We have recently seen a sizable market haul made by wearable devices, primarily focused around fitness and wellbeing of the wearer, but the situation may not be as ‘healthy’ as it first seems.
Even though the wearers may have experienced the benefits of their body functions and exercise levels being constantly monitored, the associated data that needs to be entered manually, such as food and liquid intake has proven to be rather tedious.
But this alone does not explain why Nike, one of the leaders in the wearable fitness field with its FuelBand has decided to cease production of the device, The company said it will continue to support existing FuelBands, and its team will work to adapt the software for more platforms, but that does not explain how it could simply turn its back on a smartband market estimated at 17 million in 2014, rising to 47 million by 2017.
Perhaps rumors they are working with Apple on the imminent release of the iWatch is the real reason for the move, and Apple certainly gave strong hints of this with the release of information on the upcoming its IoS 8 operating system and its Healthbook app.
But we have been hearing rumors of a super-wearable from Apple for so long now it’s almost become an urban myth! The yet unseen device has been rumored to monitor heart rates, blood sugars, anxiety levels and heaven knows what else, supported by the reported by some clever software called Healthbook.
The app is also said to allow users to enter details about their medication so they can be reminded to take pills at scheduled times. This is likely integrate with iOS’s existing Reminders application and to take multiple user interface cues from Apple’s own Passbook app, which is software for storing loyalty cards, coupons, and other materials normally stored in physical wallets.

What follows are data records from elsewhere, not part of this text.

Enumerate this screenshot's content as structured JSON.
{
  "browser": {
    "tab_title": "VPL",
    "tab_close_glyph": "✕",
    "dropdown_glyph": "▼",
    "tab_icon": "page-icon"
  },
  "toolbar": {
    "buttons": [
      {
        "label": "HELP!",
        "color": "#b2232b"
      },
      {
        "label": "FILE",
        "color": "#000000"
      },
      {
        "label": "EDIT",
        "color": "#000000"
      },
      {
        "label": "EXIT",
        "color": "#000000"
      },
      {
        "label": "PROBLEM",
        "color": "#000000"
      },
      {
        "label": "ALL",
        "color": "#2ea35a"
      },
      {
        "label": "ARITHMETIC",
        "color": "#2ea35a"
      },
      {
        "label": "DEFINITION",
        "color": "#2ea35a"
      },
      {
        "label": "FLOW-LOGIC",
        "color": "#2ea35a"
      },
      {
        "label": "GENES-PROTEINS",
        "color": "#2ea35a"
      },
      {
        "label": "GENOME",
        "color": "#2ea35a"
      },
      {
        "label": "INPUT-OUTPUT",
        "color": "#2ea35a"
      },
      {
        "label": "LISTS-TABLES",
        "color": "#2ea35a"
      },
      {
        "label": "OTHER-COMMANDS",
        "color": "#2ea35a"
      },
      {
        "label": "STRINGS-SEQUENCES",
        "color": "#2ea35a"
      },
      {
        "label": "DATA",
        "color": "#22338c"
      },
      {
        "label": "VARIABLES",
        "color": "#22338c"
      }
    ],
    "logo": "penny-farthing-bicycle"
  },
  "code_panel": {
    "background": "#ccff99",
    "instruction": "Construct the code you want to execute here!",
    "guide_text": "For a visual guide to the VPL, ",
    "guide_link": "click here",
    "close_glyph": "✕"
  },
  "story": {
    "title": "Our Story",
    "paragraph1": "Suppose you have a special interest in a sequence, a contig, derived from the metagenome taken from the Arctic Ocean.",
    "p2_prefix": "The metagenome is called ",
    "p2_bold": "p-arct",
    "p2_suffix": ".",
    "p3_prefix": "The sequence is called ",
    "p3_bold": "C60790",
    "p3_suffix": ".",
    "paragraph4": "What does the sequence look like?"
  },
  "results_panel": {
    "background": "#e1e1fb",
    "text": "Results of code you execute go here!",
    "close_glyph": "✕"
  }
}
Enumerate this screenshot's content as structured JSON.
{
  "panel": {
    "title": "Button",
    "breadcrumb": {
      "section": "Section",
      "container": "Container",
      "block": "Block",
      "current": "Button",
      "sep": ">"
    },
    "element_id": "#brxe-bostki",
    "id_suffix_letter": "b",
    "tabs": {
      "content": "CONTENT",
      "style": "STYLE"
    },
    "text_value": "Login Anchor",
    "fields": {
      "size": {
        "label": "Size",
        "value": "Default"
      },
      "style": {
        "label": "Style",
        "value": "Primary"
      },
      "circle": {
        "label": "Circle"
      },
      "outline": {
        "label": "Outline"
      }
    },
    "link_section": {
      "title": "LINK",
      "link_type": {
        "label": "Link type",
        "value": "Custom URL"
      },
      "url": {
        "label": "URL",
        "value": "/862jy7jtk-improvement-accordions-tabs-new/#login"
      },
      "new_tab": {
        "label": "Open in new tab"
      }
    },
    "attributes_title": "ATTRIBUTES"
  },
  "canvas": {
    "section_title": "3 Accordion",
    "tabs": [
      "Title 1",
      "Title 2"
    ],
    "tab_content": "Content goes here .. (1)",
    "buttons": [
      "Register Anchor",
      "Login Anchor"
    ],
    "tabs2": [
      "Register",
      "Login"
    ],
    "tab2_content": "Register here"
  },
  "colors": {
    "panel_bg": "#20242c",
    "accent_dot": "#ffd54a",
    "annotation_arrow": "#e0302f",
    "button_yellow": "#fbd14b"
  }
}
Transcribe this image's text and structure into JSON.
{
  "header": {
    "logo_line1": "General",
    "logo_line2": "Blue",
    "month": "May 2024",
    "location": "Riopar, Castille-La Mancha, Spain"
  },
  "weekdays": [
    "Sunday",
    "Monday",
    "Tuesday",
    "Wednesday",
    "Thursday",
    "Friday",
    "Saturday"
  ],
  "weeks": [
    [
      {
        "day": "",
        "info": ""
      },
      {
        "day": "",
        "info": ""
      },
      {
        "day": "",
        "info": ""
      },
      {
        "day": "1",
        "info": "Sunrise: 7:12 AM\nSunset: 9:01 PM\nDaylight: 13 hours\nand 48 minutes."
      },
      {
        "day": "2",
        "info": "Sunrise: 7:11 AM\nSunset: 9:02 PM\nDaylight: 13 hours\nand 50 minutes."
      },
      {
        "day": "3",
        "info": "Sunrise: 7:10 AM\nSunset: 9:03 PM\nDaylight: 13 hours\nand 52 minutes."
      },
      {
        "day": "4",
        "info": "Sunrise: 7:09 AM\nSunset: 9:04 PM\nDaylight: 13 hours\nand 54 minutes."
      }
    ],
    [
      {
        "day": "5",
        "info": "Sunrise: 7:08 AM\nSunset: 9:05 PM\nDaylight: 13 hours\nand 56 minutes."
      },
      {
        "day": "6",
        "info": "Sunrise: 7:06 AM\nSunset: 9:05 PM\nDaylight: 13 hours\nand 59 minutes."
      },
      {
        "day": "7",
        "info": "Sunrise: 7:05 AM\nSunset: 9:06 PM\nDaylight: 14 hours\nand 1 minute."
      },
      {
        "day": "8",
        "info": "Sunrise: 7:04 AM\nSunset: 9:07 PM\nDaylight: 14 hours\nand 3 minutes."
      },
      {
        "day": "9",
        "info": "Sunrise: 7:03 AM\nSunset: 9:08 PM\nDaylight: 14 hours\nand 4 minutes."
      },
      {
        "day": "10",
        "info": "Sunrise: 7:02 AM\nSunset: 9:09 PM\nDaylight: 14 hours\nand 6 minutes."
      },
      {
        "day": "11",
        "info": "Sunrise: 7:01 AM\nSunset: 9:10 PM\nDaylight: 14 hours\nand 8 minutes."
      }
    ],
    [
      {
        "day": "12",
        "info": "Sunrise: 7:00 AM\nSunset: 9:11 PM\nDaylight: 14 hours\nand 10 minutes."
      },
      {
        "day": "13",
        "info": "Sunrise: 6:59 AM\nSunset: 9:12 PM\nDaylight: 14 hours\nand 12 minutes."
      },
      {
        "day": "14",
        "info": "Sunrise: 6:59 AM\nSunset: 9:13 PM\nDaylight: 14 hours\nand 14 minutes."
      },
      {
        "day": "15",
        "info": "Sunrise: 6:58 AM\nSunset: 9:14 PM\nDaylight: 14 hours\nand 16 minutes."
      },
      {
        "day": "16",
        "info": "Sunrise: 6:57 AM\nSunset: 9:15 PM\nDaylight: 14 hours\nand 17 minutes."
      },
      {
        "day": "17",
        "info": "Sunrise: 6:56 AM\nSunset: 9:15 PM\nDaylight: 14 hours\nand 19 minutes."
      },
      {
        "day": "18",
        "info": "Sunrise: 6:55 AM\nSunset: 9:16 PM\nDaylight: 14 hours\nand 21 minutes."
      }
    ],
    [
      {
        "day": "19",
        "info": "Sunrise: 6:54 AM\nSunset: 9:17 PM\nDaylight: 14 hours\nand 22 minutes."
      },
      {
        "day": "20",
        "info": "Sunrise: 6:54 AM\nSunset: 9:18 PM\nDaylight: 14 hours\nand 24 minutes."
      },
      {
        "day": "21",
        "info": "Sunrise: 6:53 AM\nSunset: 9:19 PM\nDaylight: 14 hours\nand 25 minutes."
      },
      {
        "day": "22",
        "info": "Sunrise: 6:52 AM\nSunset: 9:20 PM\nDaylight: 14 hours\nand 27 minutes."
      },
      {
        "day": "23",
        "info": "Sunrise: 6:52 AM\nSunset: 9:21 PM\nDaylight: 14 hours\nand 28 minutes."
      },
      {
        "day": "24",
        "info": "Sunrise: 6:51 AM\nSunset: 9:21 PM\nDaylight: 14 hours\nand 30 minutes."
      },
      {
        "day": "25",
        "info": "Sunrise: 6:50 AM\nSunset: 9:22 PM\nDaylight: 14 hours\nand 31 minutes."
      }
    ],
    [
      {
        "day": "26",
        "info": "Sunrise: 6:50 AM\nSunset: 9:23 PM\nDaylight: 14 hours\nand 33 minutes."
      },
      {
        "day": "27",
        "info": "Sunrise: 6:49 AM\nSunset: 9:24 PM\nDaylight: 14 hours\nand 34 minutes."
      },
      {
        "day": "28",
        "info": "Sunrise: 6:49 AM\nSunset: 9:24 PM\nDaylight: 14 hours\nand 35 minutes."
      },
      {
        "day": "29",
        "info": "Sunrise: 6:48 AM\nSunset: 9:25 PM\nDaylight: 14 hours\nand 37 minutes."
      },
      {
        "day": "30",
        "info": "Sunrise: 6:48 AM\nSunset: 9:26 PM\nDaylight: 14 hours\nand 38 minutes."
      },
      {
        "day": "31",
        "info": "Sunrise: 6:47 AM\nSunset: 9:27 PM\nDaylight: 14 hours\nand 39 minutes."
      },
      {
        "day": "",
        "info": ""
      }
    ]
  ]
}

If there is such a device on the way it is sure to do deliver something extraordinary, in keeping with Apple’s mantra, but it looks like Apple is building a complete, and no doubt closely guarded, ecosystem around the device.
Google’s Android OS has been utilized by many other ‘wanabes’ in the wearable field but has proved to be a little unwieldy for some. Samsung has stood out as an early mover in the wearable device stakes has even developed its own OS for the task, Tizen.
You can bet it will not sit idly by and allow Apple to storm the market, but without knowing what Apple really has lined up it may be investing in the wrong areas. In any case, it is certainly shaping up to be another Samsung vs. Apple battle for market share and we can expect to see massive innovation that won’t simply be health and well-being related.
Currently the wearables need to communicate via another device like a smartphone or PC to interact with apps and custom websites, but how long before they talk direct to cloud-based services that will be able to not only track a person but warn them of impending health issues, even locate them, if a medical emergency befalls them?
And here lies a golden opportunity for CSPs that want to be part of the personal IoT revolution that is just starting to warm up. The market will be lost to Apple and Samsung acting as OTT players if they just sit back and watch these innovations evolve without acting.
CSPs can partner with other wearable innovators like Fitbit and Flip, a colorful plastic band embedded with a tiny SIM card and aimed at children. It can call up to five preset numbers. Essentially a GPS tracking device, it was created by Norwegian entrepreneur Sten Kirkbak in 2009 after his young son was lost for 30 heart-stopping minutes in a shopping mall.
But the big boys will be the main threat or opportunity. They may opt for a Kindle-like approach where arrangements are made with multiple network operators worldwide to carry lightweight wearable traffic or they may opt for exclusive deals with selected networks they have dealt with before.
CSPs that ignored the Apple iPhone game changer the first time won’t be willing to be caught again but Apple, and even Samsung, will certainly now have the upper hand in any bulk data traffic negotiations. Or will customers be allowed to connect via their existing data plans?
Something tells me it won’t be that easy, and the integration of wearable device, app, cloud services and availability of expert advice and emergency assistance will make for a very powerful ecosystem that will draw in many the interested parties like medical insurers, employers and even government agencies.
Are we really ready for this?